Although the records contain pictures, only their text should be repeated, exactly as it stands.

____________

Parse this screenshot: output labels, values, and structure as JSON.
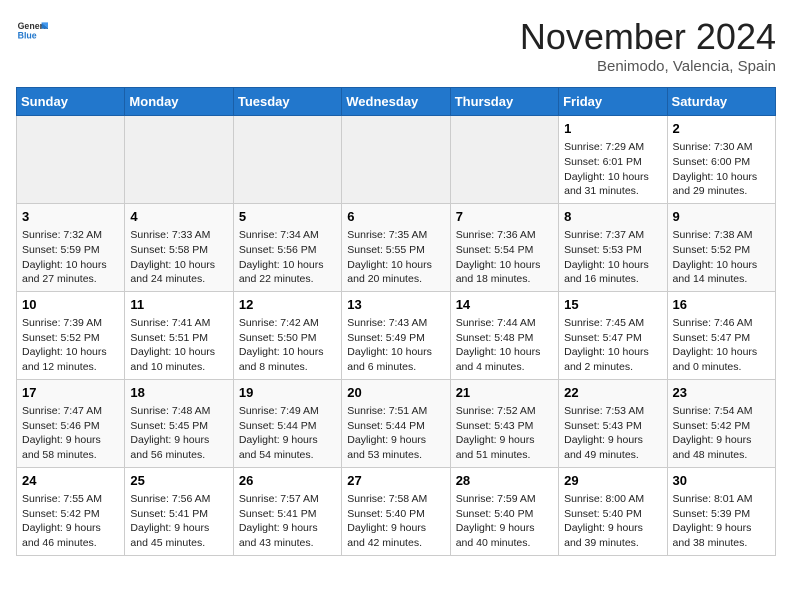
{
  "header": {
    "logo_general": "General",
    "logo_blue": "Blue",
    "month_title": "November 2024",
    "location": "Benimodo, Valencia, Spain"
  },
  "weekdays": [
    "Sunday",
    "Monday",
    "Tuesday",
    "Wednesday",
    "Thursday",
    "Friday",
    "Saturday"
  ],
  "weeks": [
    [
      {
        "day": "",
        "info": ""
      },
      {
        "day": "",
        "info": ""
      },
      {
        "day": "",
        "info": ""
      },
      {
        "day": "",
        "info": ""
      },
      {
        "day": "",
        "info": ""
      },
      {
        "day": "1",
        "info": "Sunrise: 7:29 AM\nSunset: 6:01 PM\nDaylight: 10 hours\nand 31 minutes."
      },
      {
        "day": "2",
        "info": "Sunrise: 7:30 AM\nSunset: 6:00 PM\nDaylight: 10 hours\nand 29 minutes."
      }
    ],
    [
      {
        "day": "3",
        "info": "Sunrise: 7:32 AM\nSunset: 5:59 PM\nDaylight: 10 hours\nand 27 minutes."
      },
      {
        "day": "4",
        "info": "Sunrise: 7:33 AM\nSunset: 5:58 PM\nDaylight: 10 hours\nand 24 minutes."
      },
      {
        "day": "5",
        "info": "Sunrise: 7:34 AM\nSunset: 5:56 PM\nDaylight: 10 hours\nand 22 minutes."
      },
      {
        "day": "6",
        "info": "Sunrise: 7:35 AM\nSunset: 5:55 PM\nDaylight: 10 hours\nand 20 minutes."
      },
      {
        "day": "7",
        "info": "Sunrise: 7:36 AM\nSunset: 5:54 PM\nDaylight: 10 hours\nand 18 minutes."
      },
      {
        "day": "8",
        "info": "Sunrise: 7:37 AM\nSunset: 5:53 PM\nDaylight: 10 hours\nand 16 minutes."
      },
      {
        "day": "9",
        "info": "Sunrise: 7:38 AM\nSunset: 5:52 PM\nDaylight: 10 hours\nand 14 minutes."
      }
    ],
    [
      {
        "day": "10",
        "info": "Sunrise: 7:39 AM\nSunset: 5:52 PM\nDaylight: 10 hours\nand 12 minutes."
      },
      {
        "day": "11",
        "info": "Sunrise: 7:41 AM\nSunset: 5:51 PM\nDaylight: 10 hours\nand 10 minutes."
      },
      {
        "day": "12",
        "info": "Sunrise: 7:42 AM\nSunset: 5:50 PM\nDaylight: 10 hours\nand 8 minutes."
      },
      {
        "day": "13",
        "info": "Sunrise: 7:43 AM\nSunset: 5:49 PM\nDaylight: 10 hours\nand 6 minutes."
      },
      {
        "day": "14",
        "info": "Sunrise: 7:44 AM\nSunset: 5:48 PM\nDaylight: 10 hours\nand 4 minutes."
      },
      {
        "day": "15",
        "info": "Sunrise: 7:45 AM\nSunset: 5:47 PM\nDaylight: 10 hours\nand 2 minutes."
      },
      {
        "day": "16",
        "info": "Sunrise: 7:46 AM\nSunset: 5:47 PM\nDaylight: 10 hours\nand 0 minutes."
      }
    ],
    [
      {
        "day": "17",
        "info": "Sunrise: 7:47 AM\nSunset: 5:46 PM\nDaylight: 9 hours\nand 58 minutes."
      },
      {
        "day": "18",
        "info": "Sunrise: 7:48 AM\nSunset: 5:45 PM\nDaylight: 9 hours\nand 56 minutes."
      },
      {
        "day": "19",
        "info": "Sunrise: 7:49 AM\nSunset: 5:44 PM\nDaylight: 9 hours\nand 54 minutes."
      },
      {
        "day": "20",
        "info": "Sunrise: 7:51 AM\nSunset: 5:44 PM\nDaylight: 9 hours\nand 53 minutes."
      },
      {
        "day": "21",
        "info": "Sunrise: 7:52 AM\nSunset: 5:43 PM\nDaylight: 9 hours\nand 51 minutes."
      },
      {
        "day": "22",
        "info": "Sunrise: 7:53 AM\nSunset: 5:43 PM\nDaylight: 9 hours\nand 49 minutes."
      },
      {
        "day": "23",
        "info": "Sunrise: 7:54 AM\nSunset: 5:42 PM\nDaylight: 9 hours\nand 48 minutes."
      }
    ],
    [
      {
        "day": "24",
        "info": "Sunrise: 7:55 AM\nSunset: 5:42 PM\nDaylight: 9 hours\nand 46 minutes."
      },
      {
        "day": "25",
        "info": "Sunrise: 7:56 AM\nSunset: 5:41 PM\nDaylight: 9 hours\nand 45 minutes."
      },
      {
        "day": "26",
        "info": "Sunrise: 7:57 AM\nSunset: 5:41 PM\nDaylight: 9 hours\nand 43 minutes."
      },
      {
        "day": "27",
        "info": "Sunrise: 7:58 AM\nSunset: 5:40 PM\nDaylight: 9 hours\nand 42 minutes."
      },
      {
        "day": "28",
        "info": "Sunrise: 7:59 AM\nSunset: 5:40 PM\nDaylight: 9 hours\nand 40 minutes."
      },
      {
        "day": "29",
        "info": "Sunrise: 8:00 AM\nSunset: 5:40 PM\nDaylight: 9 hours\nand 39 minutes."
      },
      {
        "day": "30",
        "info": "Sunrise: 8:01 AM\nSunset: 5:39 PM\nDaylight: 9 hours\nand 38 minutes."
      }
    ]
  ]
}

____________

(Solution):
Parse this screenshot: output labels, values, and structure as JSON.
{
  "header": {
    "logo_general": "General",
    "logo_blue": "Blue",
    "month_title": "November 2024",
    "location": "Benimodo, Valencia, Spain"
  },
  "weekdays": [
    "Sunday",
    "Monday",
    "Tuesday",
    "Wednesday",
    "Thursday",
    "Friday",
    "Saturday"
  ],
  "weeks": [
    [
      {
        "day": "",
        "info": ""
      },
      {
        "day": "",
        "info": ""
      },
      {
        "day": "",
        "info": ""
      },
      {
        "day": "",
        "info": ""
      },
      {
        "day": "",
        "info": ""
      },
      {
        "day": "1",
        "info": "Sunrise: 7:29 AM\nSunset: 6:01 PM\nDaylight: 10 hours\nand 31 minutes."
      },
      {
        "day": "2",
        "info": "Sunrise: 7:30 AM\nSunset: 6:00 PM\nDaylight: 10 hours\nand 29 minutes."
      }
    ],
    [
      {
        "day": "3",
        "info": "Sunrise: 7:32 AM\nSunset: 5:59 PM\nDaylight: 10 hours\nand 27 minutes."
      },
      {
        "day": "4",
        "info": "Sunrise: 7:33 AM\nSunset: 5:58 PM\nDaylight: 10 hours\nand 24 minutes."
      },
      {
        "day": "5",
        "info": "Sunrise: 7:34 AM\nSunset: 5:56 PM\nDaylight: 10 hours\nand 22 minutes."
      },
      {
        "day": "6",
        "info": "Sunrise: 7:35 AM\nSunset: 5:55 PM\nDaylight: 10 hours\nand 20 minutes."
      },
      {
        "day": "7",
        "info": "Sunrise: 7:36 AM\nSunset: 5:54 PM\nDaylight: 10 hours\nand 18 minutes."
      },
      {
        "day": "8",
        "info": "Sunrise: 7:37 AM\nSunset: 5:53 PM\nDaylight: 10 hours\nand 16 minutes."
      },
      {
        "day": "9",
        "info": "Sunrise: 7:38 AM\nSunset: 5:52 PM\nDaylight: 10 hours\nand 14 minutes."
      }
    ],
    [
      {
        "day": "10",
        "info": "Sunrise: 7:39 AM\nSunset: 5:52 PM\nDaylight: 10 hours\nand 12 minutes."
      },
      {
        "day": "11",
        "info": "Sunrise: 7:41 AM\nSunset: 5:51 PM\nDaylight: 10 hours\nand 10 minutes."
      },
      {
        "day": "12",
        "info": "Sunrise: 7:42 AM\nSunset: 5:50 PM\nDaylight: 10 hours\nand 8 minutes."
      },
      {
        "day": "13",
        "info": "Sunrise: 7:43 AM\nSunset: 5:49 PM\nDaylight: 10 hours\nand 6 minutes."
      },
      {
        "day": "14",
        "info": "Sunrise: 7:44 AM\nSunset: 5:48 PM\nDaylight: 10 hours\nand 4 minutes."
      },
      {
        "day": "15",
        "info": "Sunrise: 7:45 AM\nSunset: 5:47 PM\nDaylight: 10 hours\nand 2 minutes."
      },
      {
        "day": "16",
        "info": "Sunrise: 7:46 AM\nSunset: 5:47 PM\nDaylight: 10 hours\nand 0 minutes."
      }
    ],
    [
      {
        "day": "17",
        "info": "Sunrise: 7:47 AM\nSunset: 5:46 PM\nDaylight: 9 hours\nand 58 minutes."
      },
      {
        "day": "18",
        "info": "Sunrise: 7:48 AM\nSunset: 5:45 PM\nDaylight: 9 hours\nand 56 minutes."
      },
      {
        "day": "19",
        "info": "Sunrise: 7:49 AM\nSunset: 5:44 PM\nDaylight: 9 hours\nand 54 minutes."
      },
      {
        "day": "20",
        "info": "Sunrise: 7:51 AM\nSunset: 5:44 PM\nDaylight: 9 hours\nand 53 minutes."
      },
      {
        "day": "21",
        "info": "Sunrise: 7:52 AM\nSunset: 5:43 PM\nDaylight: 9 hours\nand 51 minutes."
      },
      {
        "day": "22",
        "info": "Sunrise: 7:53 AM\nSunset: 5:43 PM\nDaylight: 9 hours\nand 49 minutes."
      },
      {
        "day": "23",
        "info": "Sunrise: 7:54 AM\nSunset: 5:42 PM\nDaylight: 9 hours\nand 48 minutes."
      }
    ],
    [
      {
        "day": "24",
        "info": "Sunrise: 7:55 AM\nSunset: 5:42 PM\nDaylight: 9 hours\nand 46 minutes."
      },
      {
        "day": "25",
        "info": "Sunrise: 7:56 AM\nSunset: 5:41 PM\nDaylight: 9 hours\nand 45 minutes."
      },
      {
        "day": "26",
        "info": "Sunrise: 7:57 AM\nSunset: 5:41 PM\nDaylight: 9 hours\nand 43 minutes."
      },
      {
        "day": "27",
        "info": "Sunrise: 7:58 AM\nSunset: 5:40 PM\nDaylight: 9 hours\nand 42 minutes."
      },
      {
        "day": "28",
        "info": "Sunrise: 7:59 AM\nSunset: 5:40 PM\nDaylight: 9 hours\nand 40 minutes."
      },
      {
        "day": "29",
        "info": "Sunrise: 8:00 AM\nSunset: 5:40 PM\nDaylight: 9 hours\nand 39 minutes."
      },
      {
        "day": "30",
        "info": "Sunrise: 8:01 AM\nSunset: 5:39 PM\nDaylight: 9 hours\nand 38 minutes."
      }
    ]
  ]
}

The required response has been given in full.